Kids in These 15 Anti-Vax ‘Hotspots’ Are at Risk for Preventable Diseases
A rise in the number of parents opting not to vaccinate their kids has lead to anti-vaccine “hotspots” across the country, putting kids who live in those areas at particular risk of contracting preventable diseases, a new study has found.
Kids are usually required to receive certain vaccines (like measles, mumps and rubella) before they can enroll in school. Sometimes children can’t be fully vaccinated due to medical reasons, but 18 states currently allow parents to seek non-medical exemptions on the basis of religious or philosophical beliefs. Despite the fact that evidence linking vaccines to toxins, autism, ADHD or cancer simply doesn’t exist—and that evidence of the safety and efficacy of vaccines does—some people have shied away from vaccinating their kids.
Now, a study published in PLOS Medicine has found that the number of these non-medical exemptions is growing in 12 of those 18 states, and identified 15 metropolitan clusters where more than 5 percent of all kindergarten-age kids are unvaccinated.
“Our study of vaccine exemptions found that while nationally, immunization rates may have not changed much, we may have unmasked a number of both rural and urban hotspots where large numbers of children are not receiving access to life-saving vaccines,” Peter Hotez, lead author of the study and a professor at Baylor College of Medicine, tells CBS News. "As larger unvaccinated populations grow, particularly in highly mobile cities, the potential for vaccine-preventable disease outbreaks grows.”
Kids who live in these 15 anti-vax hotspots are especially vulnerable to outbreaks of these preventable diseases, according to the study:
- Seattle, WA
- Spokane, WA
- Portland, OR
- Phoenix, AZ
- Salt Lake City, UT
- Provo, UT
- Houston, TX
- Fort Worth, TX
- Plano, TX
- Austin, TX
- Troy, MI
- Warren, MI
- Detroit, MI
- Kansas City, MO
- Pittsburgh, PA
There are an additional 10 counties where more than 14 percent of kindergarteners are unvaccinated, primarily in Idaho, Wisconsin and Utah.
The good news? The majority of children who live in these places are still vaccinated, which is why there hasn’t been a significant outbreak.
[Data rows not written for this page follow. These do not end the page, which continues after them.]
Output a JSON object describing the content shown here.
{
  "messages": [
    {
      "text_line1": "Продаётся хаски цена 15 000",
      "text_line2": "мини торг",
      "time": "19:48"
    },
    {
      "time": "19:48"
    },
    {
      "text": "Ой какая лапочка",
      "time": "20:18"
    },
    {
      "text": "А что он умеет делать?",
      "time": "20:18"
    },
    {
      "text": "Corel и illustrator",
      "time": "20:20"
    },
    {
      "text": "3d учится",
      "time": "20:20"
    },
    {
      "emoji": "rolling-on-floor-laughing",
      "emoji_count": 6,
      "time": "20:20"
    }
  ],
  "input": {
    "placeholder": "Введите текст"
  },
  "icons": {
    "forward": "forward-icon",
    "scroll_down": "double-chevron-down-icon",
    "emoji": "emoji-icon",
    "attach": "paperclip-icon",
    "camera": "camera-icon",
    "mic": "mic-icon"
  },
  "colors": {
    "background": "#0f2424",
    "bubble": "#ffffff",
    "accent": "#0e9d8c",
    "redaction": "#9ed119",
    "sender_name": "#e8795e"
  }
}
But if the number of people seeking exemptions continues to grow, that could change—and more people could find themselves at risk.
"Measles outbreaks are of particular concern because measles is so highly transmissible and is associated with high morbidities, leading to hospitalization and sometimes permanent neurological injury or even death,” Hotez and his co-author, Melissa Nolan of the University of South Carolina, say in a joint statement. They warned that a vaccine coverage of 90 to 95 percent is needed to protect children from measles—and these hotspots are teetering on that brink.
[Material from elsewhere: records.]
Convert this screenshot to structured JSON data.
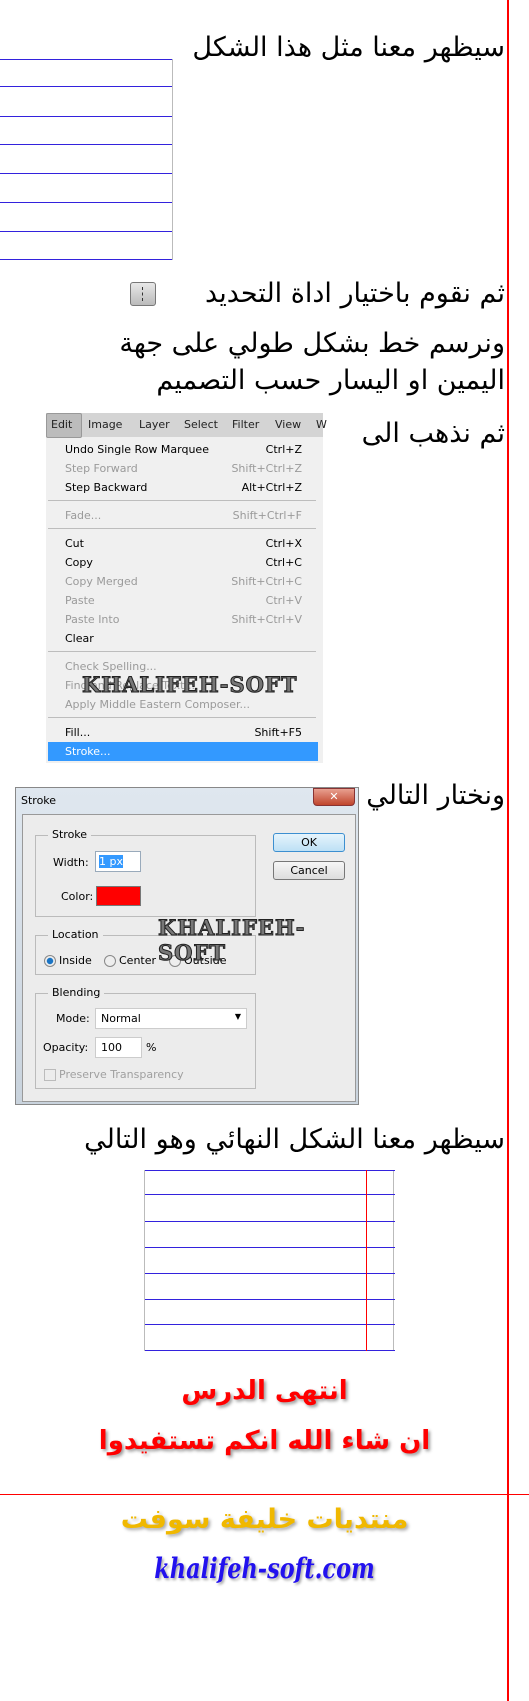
{
  "texts": {
    "line1": "سيظهر معنا مثل هذا الشكل",
    "line2": "ثم نقوم باختيار اداة التحديد",
    "line3": "ونرسم خط بشكل طولي على جهة",
    "line4": "اليمين او اليسار حسب التصميم",
    "line5": "ثم نذهب الى",
    "line6": "ونختار التالي",
    "line7": "سيظهر معنا الشكل النهائي وهو التالي",
    "end1": "انتهى الدرس",
    "end2": "ان شاء الله انكم تستفيدوا",
    "forum": "منتديات خليفة سوفت",
    "site": "khalifeh-soft.com"
  },
  "watermark": "KHALIFEH-SOFT",
  "tool_icon": "single-column-marquee-icon",
  "menu": {
    "bar": [
      "Edit",
      "Image",
      "Layer",
      "Select",
      "Filter",
      "View",
      "W"
    ],
    "items": [
      {
        "label": "Undo Single Row Marquee",
        "shortcut": "Ctrl+Z",
        "enabled": true
      },
      {
        "label": "Step Forward",
        "shortcut": "Shift+Ctrl+Z",
        "enabled": false
      },
      {
        "label": "Step Backward",
        "shortcut": "Alt+Ctrl+Z",
        "enabled": true
      },
      {
        "label": "Fade...",
        "shortcut": "Shift+Ctrl+F",
        "enabled": false
      },
      {
        "label": "Cut",
        "shortcut": "Ctrl+X",
        "enabled": true
      },
      {
        "label": "Copy",
        "shortcut": "Ctrl+C",
        "enabled": true
      },
      {
        "label": "Copy Merged",
        "shortcut": "Shift+Ctrl+C",
        "enabled": false
      },
      {
        "label": "Paste",
        "shortcut": "Ctrl+V",
        "enabled": false
      },
      {
        "label": "Paste Into",
        "shortcut": "Shift+Ctrl+V",
        "enabled": false
      },
      {
        "label": "Clear",
        "shortcut": "",
        "enabled": true
      },
      {
        "label": "Check Spelling...",
        "shortcut": "",
        "enabled": false
      },
      {
        "label": "Find and Replace Text...",
        "shortcut": "",
        "enabled": false
      },
      {
        "label": "Apply Middle Eastern Composer...",
        "shortcut": "",
        "enabled": false
      },
      {
        "label": "Fill...",
        "shortcut": "Shift+F5",
        "enabled": true
      },
      {
        "label": "Stroke...",
        "shortcut": "",
        "enabled": true,
        "highlighted": true
      }
    ]
  },
  "dialog": {
    "title": "Stroke",
    "stroke_group": "Stroke",
    "width_label": "Width:",
    "width_value": "1 px",
    "color_label": "Color:",
    "color_value": "#ff0000",
    "location_group": "Location",
    "location_options": [
      "Inside",
      "Center",
      "Outside"
    ],
    "location_selected": "Inside",
    "blending_group": "Blending",
    "mode_label": "Mode:",
    "mode_value": "Normal",
    "opacity_label": "Opacity:",
    "opacity_value": "100",
    "opacity_unit": "%",
    "preserve_label": "Preserve Transparency",
    "preserve_checked": false,
    "ok": "OK",
    "cancel": "Cancel"
  },
  "colors": {
    "lines": "#3322dd",
    "guide": "#ff0000",
    "end_text": "#ff0000",
    "forum": "#f0b800",
    "site": "#2211ee",
    "highlight": "#3399ff"
  }
}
“We hope this evidence-based study will help promote future research on this issue,” they conclude. “Such studies could increase public policy support for physician and community education campaigns on the clinical benefits of vaccinating healthy children.” High-five to that!
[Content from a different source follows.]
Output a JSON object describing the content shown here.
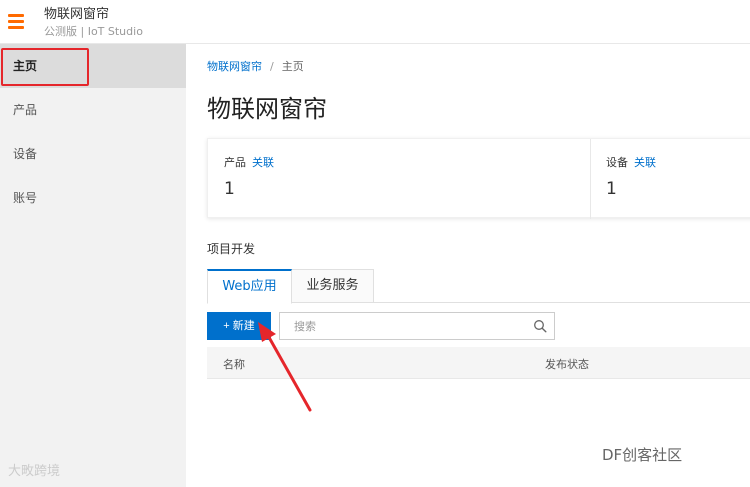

Wondering what the AAP- and CDC-approved vaccination schedule looks like? Here’s a breakdown of what shots baby will need and when.